Bombogensis occurs when the central air pressure in an already low-pressure area starts plummeting, and fast. According to Andrew Freedman at Mashable, the current bomb cyclone barreling toward the Northeast could intensify significantly, due to the extreme temperature difference as cold air comes into contact with "near-record warm Gulf streams." Some computer models are putting this bomb cyclone's low air pressure on a record-setting path; to get technical for a moment, one prediction puts the storm's air pressure below 950 millibars. By comparison, Hurricane Sandy's air pressure was 946 millibars when it slammed into New Jersey.

As for the cyclone moniker, these storms always bring major winds comparable to the speeds and gusts associated with hurricanes. Bomb cyclone winds have hit 115 mph, which are comparable to the wind speeds of a Category 1 hurricane. So combine bombogenesis with a winter hurricane, and the term "bomb cyclone" emerges.

The current bomb cyclone is has characteristics not seen in a century. As of Tuesday, the city of Boston had tied its previous record for the most consecutive days not breaking above 20 degrees. The last time Boston saw such a long-lasting and bitter cold streak was exactly 100 years ago.

Last week's average temperatures in Chicago, Detroit, Kansas City, and Minneapolis were all the second-coldest ever recorded. It was the third-coldest week on the books for Pittsburgh, and the fifth-coldest for New York City. In fact, over 1,400 locations reported the coldest temperatures on record during the past week's bitter cold snap. Credit goes to the weakened polar vortex.

And these plummeting temperatures are unique to the United States. The rest of the world has actually been experiencing unusually warm temperatures for this time of year. A global map of the world's temperatures from the Climate Change Institute at the University of Maine shows a deep blue over the United States, while neutral creams and warm yellows and reds cover almost the entire rest of the world. The takeaway is that while Americans are pretty much freezing across the East Coast and Midwest, everyone else across the globe is relatively toasty.

Besides the potential high winds and heavy snowfall, the bomb cyclone also is likely to leave a parting gift in its wake: another round of extreme cold. After the storm itself passes—regardless of how much snow it dumps on New England or how high its wind speeds climb—this bomb cyclone is pulling a whole lot of cold air behind it. And those frigid temperatures are likely to linger, making the weekend ahead almost certainly another stone-cold freezing one for the Northeast.
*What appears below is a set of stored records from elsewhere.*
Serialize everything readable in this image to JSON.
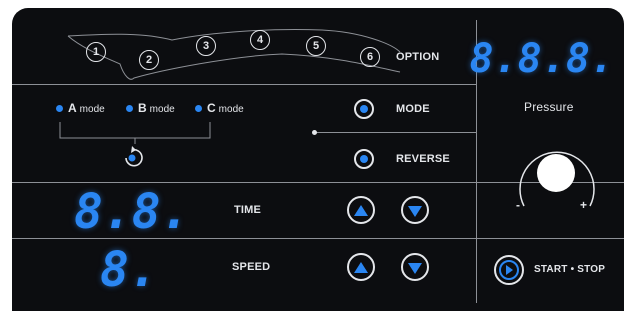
{
  "option": {
    "label": "OPTION",
    "chambers": [
      "1",
      "2",
      "3",
      "4",
      "5",
      "6"
    ]
  },
  "modes": [
    {
      "letter": "A",
      "suffix": "mode"
    },
    {
      "letter": "B",
      "suffix": "mode"
    },
    {
      "letter": "C",
      "suffix": "mode"
    }
  ],
  "mode_button": {
    "label": "MODE"
  },
  "reverse_button": {
    "label": "REVERSE"
  },
  "pressure": {
    "display": "8.8.8.",
    "label": "Pressure",
    "min_symbol": "-",
    "max_symbol": "+"
  },
  "time": {
    "display": "8.8.",
    "label": "TIME"
  },
  "speed": {
    "display": "8.",
    "label": "SPEED"
  },
  "start_stop": {
    "label": "START • STOP"
  },
  "colors": {
    "accent": "#2a86f2",
    "panel": "#0c0d10",
    "text": "#e4e6ea"
  }
}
New York City's projected high temperature for Saturday is a mere eight degrees. Boston's forecast has a high temperature of just five degrees. Residents of the Northeast and Midwest are well advised to prepare themselves for several days of extreme cold. As it turns out, a bomb cyclone doesn't just drop snow and unleash hurricane-like winds — it also brings some seriously freezing winter temperatures.